Nick Brown reviews EPCC's activities at HiPEAC, a European forum for computing systems researchers, industry representatives, and students.
The HiPEAC conference targets a range of computing, including high performance, embedded, edge and novel architectures, and a wide range of technical topics were explored and discussed, with support from many of the major vendors. The three-day event was held in Munich this year,
I attended to give a talk as part of the RISC-V workshop on the first day. With the room packed, and speakers including representatives from RISC-V International, vendors such as Esperanto, Rivos and Ventana, and academic projects, it was a fantastic showcase of the significant momentum that RISC-V is gaining in high-end computing.
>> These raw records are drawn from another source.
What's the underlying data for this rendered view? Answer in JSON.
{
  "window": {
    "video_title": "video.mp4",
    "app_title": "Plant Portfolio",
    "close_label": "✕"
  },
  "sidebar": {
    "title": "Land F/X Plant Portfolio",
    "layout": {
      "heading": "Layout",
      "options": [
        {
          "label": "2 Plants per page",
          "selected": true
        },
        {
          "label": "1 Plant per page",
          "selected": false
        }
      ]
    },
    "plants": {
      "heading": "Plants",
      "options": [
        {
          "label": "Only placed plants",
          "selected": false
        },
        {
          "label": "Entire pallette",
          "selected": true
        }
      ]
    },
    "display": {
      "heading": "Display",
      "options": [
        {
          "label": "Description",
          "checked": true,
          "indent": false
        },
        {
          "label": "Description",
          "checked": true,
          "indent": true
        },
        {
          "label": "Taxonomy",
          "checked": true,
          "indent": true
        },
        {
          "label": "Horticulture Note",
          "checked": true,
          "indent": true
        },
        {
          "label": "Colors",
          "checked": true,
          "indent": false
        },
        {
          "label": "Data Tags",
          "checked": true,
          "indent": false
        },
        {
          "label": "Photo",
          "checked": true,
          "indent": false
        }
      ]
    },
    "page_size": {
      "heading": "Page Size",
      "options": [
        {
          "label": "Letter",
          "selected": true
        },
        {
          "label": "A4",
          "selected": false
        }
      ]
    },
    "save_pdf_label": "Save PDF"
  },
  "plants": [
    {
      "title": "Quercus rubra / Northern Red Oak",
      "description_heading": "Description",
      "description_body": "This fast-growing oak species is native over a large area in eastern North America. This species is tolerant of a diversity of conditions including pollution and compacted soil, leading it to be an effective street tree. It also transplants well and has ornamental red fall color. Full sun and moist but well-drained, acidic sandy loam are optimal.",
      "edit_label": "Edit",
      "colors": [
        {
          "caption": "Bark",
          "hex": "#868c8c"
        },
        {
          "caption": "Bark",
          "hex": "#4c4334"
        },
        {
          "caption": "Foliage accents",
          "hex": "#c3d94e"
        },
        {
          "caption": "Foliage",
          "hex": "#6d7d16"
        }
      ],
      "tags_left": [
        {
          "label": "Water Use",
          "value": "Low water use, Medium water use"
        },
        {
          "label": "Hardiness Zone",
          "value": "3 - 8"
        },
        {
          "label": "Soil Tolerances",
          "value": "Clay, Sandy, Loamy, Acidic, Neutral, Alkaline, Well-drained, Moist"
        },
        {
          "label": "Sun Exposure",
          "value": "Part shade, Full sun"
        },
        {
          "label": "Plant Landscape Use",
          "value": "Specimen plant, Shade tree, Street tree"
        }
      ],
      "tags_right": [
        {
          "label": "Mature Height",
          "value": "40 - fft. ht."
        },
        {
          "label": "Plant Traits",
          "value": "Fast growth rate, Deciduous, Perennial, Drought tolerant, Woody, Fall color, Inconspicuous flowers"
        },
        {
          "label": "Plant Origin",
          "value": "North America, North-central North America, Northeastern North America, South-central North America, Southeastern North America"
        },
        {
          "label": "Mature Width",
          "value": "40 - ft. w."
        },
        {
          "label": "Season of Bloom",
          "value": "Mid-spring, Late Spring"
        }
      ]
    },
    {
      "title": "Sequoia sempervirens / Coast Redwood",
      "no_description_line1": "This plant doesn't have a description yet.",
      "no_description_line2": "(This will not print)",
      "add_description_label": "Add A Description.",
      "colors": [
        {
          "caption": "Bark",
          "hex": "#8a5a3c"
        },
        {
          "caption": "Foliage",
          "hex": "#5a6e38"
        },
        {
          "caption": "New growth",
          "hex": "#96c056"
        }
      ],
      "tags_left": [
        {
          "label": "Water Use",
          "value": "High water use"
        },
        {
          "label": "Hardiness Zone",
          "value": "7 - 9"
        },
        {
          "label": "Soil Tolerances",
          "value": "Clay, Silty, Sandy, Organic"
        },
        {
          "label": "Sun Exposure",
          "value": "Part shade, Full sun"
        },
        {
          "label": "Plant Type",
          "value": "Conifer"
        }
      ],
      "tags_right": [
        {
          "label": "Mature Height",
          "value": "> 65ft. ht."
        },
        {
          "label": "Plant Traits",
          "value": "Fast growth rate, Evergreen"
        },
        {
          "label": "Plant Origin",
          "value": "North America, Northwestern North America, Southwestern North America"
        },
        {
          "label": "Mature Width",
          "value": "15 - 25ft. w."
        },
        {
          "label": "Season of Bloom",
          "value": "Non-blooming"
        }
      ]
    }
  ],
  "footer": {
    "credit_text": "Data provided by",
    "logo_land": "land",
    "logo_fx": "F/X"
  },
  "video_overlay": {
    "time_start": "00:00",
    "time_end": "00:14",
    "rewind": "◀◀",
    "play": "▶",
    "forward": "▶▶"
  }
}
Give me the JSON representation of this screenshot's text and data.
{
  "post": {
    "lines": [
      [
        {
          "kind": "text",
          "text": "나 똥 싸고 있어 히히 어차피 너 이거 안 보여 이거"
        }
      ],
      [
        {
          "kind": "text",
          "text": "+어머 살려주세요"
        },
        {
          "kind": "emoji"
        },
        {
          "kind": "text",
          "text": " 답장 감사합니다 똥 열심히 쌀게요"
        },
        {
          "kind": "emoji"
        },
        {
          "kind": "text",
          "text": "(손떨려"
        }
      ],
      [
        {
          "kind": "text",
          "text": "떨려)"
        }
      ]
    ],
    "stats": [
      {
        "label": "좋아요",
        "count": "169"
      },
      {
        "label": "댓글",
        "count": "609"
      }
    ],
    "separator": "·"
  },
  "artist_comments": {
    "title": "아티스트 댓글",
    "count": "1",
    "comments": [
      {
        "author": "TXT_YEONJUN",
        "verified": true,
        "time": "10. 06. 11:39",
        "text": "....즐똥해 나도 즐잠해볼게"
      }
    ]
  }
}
ExCALIBUR RISC-V testbed
It is this rapid pace of change that I explored in my talk. I introduced the RISC-V testbed that we host in EPCC (funded by the ExCALIBUR H&ES programme) and reflected on how quickly the RISC-V hardware and software ecosystems have developed over the past 18 months or so, from struggling to find physical hardware at the beginning to now providing access to 64-core SG2042 RISC-V CPUs. I summarised some of our recent work to benchmark the SG2042 against other RISC-V devices and x86 (see https://browse.arxiv.org/pdf/2309.00381.pdf for more details), and shared how this fits into the wider UK HPC strategy.
Tobias Grosser presents work done in xDSL.
My talk at the RISC-V workshop was not the only activity at HiPEAC related to EPCC projects. Tobias Grosser, formally at the School of Informatics in Edinburgh, leads the xDSL project that EPCC is also involved in, and he gave an invited talk at the PARMA-DITAM workshop.
Tobias' talk explored how the work done in xDSL enables easy use of MLIR from Python, how this enables the consolidation of Domain Specific Language (DSL) ecosystems (specifically PSyclone and Devito), and how some of the work done in the project is in the process of being fed back to the wider MLIR community.
Overall, HiPEAC was a busy but highly enjoyable conference, I saw many old friends and enjoyed the wide range of technical subjects that were explored. The challenge I always find is that I come away from such conferences with so many new ideas, but the same limited time to be able to explore and execute them!
HiPEAC 2024 website: https://www.hipeac.net/2024/munich
ExCALIBUR H&ES RISC-V testbed: https://riscv.epcc.ed.ac.uk
xDSL project: www.xdsl.dev